**Task statement**
Filter the entries and keep only the lines where the string "JSON" appears.

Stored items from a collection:
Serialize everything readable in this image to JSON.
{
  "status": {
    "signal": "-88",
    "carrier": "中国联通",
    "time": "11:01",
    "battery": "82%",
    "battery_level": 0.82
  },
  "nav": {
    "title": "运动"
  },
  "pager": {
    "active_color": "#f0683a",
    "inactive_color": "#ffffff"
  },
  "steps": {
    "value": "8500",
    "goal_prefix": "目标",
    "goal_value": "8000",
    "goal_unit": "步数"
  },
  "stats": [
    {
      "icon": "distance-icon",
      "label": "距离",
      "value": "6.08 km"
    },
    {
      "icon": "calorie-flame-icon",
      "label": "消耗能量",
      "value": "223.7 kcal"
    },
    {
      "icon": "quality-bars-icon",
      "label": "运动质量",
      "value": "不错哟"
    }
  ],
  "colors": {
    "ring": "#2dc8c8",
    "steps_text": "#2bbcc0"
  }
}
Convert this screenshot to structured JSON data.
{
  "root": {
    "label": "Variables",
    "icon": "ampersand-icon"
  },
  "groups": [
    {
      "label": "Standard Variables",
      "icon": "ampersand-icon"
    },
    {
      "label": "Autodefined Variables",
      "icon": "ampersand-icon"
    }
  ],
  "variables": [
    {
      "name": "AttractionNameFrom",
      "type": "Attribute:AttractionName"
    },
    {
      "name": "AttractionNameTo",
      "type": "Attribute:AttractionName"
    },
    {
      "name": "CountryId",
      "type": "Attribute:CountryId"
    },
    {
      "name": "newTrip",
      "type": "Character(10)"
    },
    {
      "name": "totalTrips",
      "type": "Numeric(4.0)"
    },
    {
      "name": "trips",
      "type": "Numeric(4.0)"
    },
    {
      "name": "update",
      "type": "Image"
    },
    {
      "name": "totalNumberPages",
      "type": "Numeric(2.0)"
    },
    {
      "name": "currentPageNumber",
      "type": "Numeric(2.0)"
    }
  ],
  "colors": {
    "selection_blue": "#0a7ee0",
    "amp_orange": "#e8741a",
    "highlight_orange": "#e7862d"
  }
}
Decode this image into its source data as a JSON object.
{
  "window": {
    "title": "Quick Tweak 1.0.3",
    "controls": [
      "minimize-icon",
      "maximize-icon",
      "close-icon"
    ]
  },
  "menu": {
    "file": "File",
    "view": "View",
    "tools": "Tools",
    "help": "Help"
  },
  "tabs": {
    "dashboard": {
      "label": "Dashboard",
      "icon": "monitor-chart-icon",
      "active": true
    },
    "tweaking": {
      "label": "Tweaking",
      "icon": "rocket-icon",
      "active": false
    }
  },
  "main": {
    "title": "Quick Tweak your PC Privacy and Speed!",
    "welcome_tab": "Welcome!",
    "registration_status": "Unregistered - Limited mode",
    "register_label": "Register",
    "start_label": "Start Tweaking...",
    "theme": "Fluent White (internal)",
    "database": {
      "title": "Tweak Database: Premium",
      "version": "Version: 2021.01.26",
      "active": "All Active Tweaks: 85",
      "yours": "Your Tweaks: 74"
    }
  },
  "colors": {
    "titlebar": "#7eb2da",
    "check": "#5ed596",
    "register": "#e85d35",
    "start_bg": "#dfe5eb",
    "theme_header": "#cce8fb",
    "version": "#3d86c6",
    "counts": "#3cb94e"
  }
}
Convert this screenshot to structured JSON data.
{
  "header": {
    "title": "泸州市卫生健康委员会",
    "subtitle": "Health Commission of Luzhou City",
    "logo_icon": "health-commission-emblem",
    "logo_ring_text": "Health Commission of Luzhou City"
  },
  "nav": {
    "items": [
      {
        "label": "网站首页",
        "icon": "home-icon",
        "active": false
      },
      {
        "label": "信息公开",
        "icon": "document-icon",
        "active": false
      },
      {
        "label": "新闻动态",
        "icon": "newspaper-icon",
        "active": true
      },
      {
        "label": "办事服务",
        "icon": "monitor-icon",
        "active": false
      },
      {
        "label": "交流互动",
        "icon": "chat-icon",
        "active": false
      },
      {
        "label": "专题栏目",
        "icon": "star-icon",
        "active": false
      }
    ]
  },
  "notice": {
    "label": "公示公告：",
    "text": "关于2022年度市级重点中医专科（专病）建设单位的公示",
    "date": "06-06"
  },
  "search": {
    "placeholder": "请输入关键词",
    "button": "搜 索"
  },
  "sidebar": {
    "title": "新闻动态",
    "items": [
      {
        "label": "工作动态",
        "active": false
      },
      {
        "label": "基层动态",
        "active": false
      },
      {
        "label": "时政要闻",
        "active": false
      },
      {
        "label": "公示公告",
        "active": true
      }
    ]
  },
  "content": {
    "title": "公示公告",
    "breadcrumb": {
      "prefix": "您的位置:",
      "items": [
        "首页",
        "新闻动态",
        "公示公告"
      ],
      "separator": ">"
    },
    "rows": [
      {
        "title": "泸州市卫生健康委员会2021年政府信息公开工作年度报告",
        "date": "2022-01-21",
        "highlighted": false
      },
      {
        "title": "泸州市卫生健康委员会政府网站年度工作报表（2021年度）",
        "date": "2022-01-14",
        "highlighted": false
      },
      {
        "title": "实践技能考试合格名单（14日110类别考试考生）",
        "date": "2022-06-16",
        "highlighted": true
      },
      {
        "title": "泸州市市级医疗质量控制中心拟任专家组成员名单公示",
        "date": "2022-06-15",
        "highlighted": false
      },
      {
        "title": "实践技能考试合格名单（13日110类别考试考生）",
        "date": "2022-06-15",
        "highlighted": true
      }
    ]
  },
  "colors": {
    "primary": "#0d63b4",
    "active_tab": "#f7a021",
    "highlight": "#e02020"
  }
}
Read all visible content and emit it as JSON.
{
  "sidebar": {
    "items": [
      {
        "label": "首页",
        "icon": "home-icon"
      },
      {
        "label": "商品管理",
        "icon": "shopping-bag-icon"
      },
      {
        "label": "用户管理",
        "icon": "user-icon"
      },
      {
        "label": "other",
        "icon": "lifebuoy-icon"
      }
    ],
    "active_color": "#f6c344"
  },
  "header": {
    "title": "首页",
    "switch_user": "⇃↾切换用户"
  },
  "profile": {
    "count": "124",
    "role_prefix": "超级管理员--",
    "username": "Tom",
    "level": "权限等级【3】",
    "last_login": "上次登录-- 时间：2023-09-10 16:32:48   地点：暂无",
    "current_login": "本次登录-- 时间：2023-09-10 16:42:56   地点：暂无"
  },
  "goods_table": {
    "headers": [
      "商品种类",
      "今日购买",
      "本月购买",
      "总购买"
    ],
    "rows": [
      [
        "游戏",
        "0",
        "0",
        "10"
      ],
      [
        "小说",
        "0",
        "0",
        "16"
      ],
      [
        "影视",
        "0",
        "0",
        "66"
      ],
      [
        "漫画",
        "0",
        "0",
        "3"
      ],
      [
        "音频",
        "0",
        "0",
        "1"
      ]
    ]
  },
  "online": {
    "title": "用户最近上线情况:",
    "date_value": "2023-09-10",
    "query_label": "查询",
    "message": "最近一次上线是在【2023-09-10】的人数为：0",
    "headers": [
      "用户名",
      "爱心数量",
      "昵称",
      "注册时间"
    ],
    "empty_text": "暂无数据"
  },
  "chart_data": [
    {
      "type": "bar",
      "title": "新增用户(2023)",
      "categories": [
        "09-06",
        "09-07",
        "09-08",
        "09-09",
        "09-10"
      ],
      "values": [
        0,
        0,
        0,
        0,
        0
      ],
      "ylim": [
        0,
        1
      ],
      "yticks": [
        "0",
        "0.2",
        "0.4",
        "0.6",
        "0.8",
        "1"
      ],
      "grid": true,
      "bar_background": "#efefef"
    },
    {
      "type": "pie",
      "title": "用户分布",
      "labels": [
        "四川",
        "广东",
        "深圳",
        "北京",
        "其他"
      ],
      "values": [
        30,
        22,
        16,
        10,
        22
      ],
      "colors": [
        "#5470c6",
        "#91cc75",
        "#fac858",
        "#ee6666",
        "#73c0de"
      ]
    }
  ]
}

**Solution to the exercise**
Serialize everything readable in this image to JSON.
Convert this screenshot to structured JSON data.
Decode this image into its source data as a JSON object.
Convert this screenshot to structured JSON data.
Read all visible content and emit it as JSON.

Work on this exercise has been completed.